* **Work order**
Pictures do not belong in the copy. Return all of the entries exactly.

Data for review START

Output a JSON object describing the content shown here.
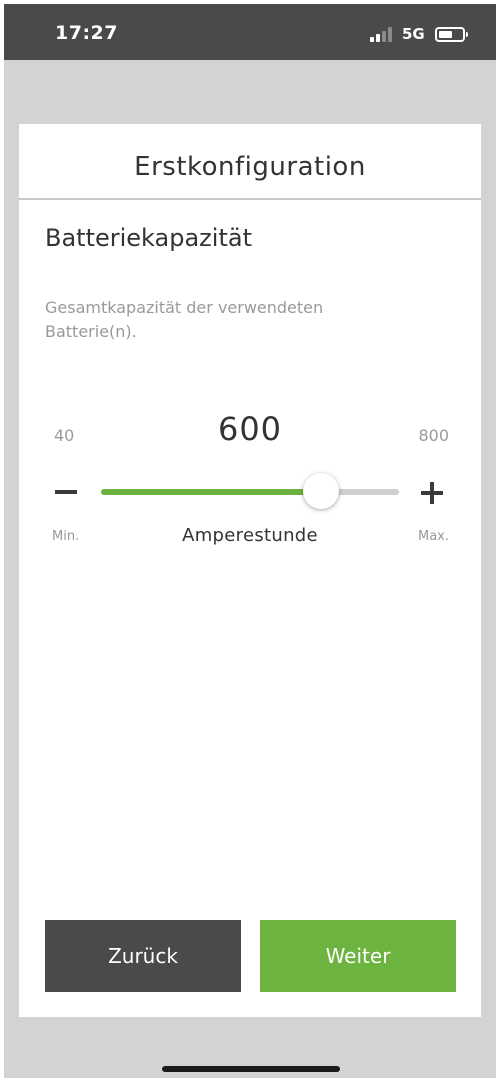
{
  "status_bar": {
    "time": "17:27",
    "network": "5G",
    "icons": [
      "signal-icon",
      "battery-icon"
    ]
  },
  "dialog": {
    "title": "Erstkonfiguration",
    "section_title": "Batteriekapazität",
    "description": "Gesamtkapazität der verwendeten Batterie(n).",
    "slider": {
      "min": "40",
      "max": "800",
      "value": "600",
      "value_number": 600,
      "min_number": 40,
      "max_number": 800,
      "min_label": "Min.",
      "max_label": "Max.",
      "unit": "Amperestunde",
      "decrement_icon": "minus-icon",
      "increment_icon": "plus-icon"
    },
    "buttons": {
      "back": "Zurück",
      "next": "Weiter"
    }
  },
  "colors": {
    "accent": "#6db33f",
    "dark_button": "#4a4a4a",
    "status_bar": "#4a4a4a",
    "background": "#d3d3d3"
  }
}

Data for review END

* **Solution to the problem**
Output a JSON object describing the content shown here.
{
  "status_bar": {
    "time": "17:27",
    "network": "5G",
    "icons": [
      "signal-icon",
      "battery-icon"
    ]
  },
  "dialog": {
    "title": "Erstkonfiguration",
    "section_title": "Batteriekapazität",
    "description": "Gesamtkapazität der verwendeten Batterie(n).",
    "slider": {
      "min": "40",
      "max": "800",
      "value": "600",
      "value_number": 600,
      "min_number": 40,
      "max_number": 800,
      "min_label": "Min.",
      "max_label": "Max.",
      "unit": "Amperestunde",
      "decrement_icon": "minus-icon",
      "increment_icon": "plus-icon"
    },
    "buttons": {
      "back": "Zurück",
      "next": "Weiter"
    }
  },
  "colors": {
    "accent": "#6db33f",
    "dark_button": "#4a4a4a",
    "status_bar": "#4a4a4a",
    "background": "#d3d3d3"
  }
}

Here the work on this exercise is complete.